=== Task objective ===
Look through the data that follows and work out how many lines contain the string "horas". Nothing but that number should be given.

--

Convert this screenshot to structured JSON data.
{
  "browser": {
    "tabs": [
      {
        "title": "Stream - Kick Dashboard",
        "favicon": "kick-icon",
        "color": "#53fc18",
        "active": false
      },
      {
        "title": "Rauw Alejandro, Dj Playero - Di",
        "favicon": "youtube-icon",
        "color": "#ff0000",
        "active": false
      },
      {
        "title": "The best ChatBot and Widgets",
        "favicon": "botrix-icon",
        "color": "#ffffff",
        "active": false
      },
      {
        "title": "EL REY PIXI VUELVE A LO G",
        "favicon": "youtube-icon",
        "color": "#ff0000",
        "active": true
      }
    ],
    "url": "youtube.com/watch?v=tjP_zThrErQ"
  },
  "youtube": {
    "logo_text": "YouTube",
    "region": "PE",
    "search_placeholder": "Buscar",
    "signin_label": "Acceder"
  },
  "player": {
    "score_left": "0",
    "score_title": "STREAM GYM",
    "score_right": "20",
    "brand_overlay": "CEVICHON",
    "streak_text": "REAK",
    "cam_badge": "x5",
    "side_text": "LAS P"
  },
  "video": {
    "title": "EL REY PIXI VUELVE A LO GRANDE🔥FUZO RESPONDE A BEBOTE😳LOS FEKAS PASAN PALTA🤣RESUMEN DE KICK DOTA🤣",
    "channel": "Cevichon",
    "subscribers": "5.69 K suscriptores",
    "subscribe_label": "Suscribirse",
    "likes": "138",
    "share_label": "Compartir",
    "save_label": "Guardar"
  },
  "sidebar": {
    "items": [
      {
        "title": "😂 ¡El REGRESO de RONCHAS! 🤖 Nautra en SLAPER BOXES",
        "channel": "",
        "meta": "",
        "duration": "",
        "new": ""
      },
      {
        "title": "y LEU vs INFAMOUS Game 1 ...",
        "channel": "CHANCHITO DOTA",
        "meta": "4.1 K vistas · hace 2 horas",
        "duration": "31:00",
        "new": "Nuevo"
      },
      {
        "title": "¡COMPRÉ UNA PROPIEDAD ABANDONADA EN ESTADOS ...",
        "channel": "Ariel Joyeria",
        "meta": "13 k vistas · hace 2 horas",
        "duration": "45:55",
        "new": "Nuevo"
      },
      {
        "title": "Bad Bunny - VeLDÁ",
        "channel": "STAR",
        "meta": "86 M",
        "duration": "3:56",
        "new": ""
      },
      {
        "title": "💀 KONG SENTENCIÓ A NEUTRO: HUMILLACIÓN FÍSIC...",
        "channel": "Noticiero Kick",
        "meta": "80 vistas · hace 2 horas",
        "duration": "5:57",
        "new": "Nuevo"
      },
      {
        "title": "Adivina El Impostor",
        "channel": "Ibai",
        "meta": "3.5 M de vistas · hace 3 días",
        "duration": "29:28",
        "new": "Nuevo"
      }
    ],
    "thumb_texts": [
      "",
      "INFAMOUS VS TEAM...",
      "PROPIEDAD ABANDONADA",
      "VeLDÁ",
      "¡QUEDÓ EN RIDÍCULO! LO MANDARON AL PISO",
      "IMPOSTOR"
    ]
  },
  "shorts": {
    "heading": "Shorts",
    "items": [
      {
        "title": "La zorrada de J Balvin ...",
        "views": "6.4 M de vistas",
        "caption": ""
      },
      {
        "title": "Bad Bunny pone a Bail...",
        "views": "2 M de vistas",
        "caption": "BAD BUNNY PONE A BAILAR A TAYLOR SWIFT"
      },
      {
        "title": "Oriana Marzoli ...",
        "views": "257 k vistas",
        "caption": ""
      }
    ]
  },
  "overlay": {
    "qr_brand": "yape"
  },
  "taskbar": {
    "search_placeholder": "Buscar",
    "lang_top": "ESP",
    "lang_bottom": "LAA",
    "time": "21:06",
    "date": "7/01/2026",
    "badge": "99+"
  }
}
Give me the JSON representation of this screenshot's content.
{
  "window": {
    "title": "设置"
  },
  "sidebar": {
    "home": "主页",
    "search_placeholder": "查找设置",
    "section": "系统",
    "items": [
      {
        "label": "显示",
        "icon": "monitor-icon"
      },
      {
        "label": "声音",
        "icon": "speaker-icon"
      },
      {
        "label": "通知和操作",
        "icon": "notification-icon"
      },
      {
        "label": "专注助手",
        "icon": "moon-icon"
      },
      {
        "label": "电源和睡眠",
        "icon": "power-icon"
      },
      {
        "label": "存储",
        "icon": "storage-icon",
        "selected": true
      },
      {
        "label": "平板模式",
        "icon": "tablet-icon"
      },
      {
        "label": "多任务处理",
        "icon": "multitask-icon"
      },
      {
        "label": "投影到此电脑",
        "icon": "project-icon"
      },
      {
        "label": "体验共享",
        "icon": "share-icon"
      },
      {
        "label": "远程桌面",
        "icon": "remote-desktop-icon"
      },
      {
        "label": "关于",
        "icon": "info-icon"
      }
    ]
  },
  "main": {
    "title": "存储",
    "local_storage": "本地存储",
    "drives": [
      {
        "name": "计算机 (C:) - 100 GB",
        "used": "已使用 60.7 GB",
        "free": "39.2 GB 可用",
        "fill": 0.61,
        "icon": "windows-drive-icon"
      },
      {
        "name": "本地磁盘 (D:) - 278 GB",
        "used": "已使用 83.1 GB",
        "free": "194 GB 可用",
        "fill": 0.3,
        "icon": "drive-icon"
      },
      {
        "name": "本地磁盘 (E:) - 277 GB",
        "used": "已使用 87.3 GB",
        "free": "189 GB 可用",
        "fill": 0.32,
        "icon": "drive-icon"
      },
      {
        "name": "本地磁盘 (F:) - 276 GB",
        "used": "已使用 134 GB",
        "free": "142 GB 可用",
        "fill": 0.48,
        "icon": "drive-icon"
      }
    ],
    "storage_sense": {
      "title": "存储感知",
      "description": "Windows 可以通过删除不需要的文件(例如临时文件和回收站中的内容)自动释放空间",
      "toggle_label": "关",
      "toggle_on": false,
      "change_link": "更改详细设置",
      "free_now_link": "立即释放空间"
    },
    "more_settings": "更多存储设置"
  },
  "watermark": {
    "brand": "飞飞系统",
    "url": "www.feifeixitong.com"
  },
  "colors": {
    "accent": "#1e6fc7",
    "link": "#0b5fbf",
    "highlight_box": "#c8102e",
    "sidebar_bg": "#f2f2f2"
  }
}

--

=== Written response ===
3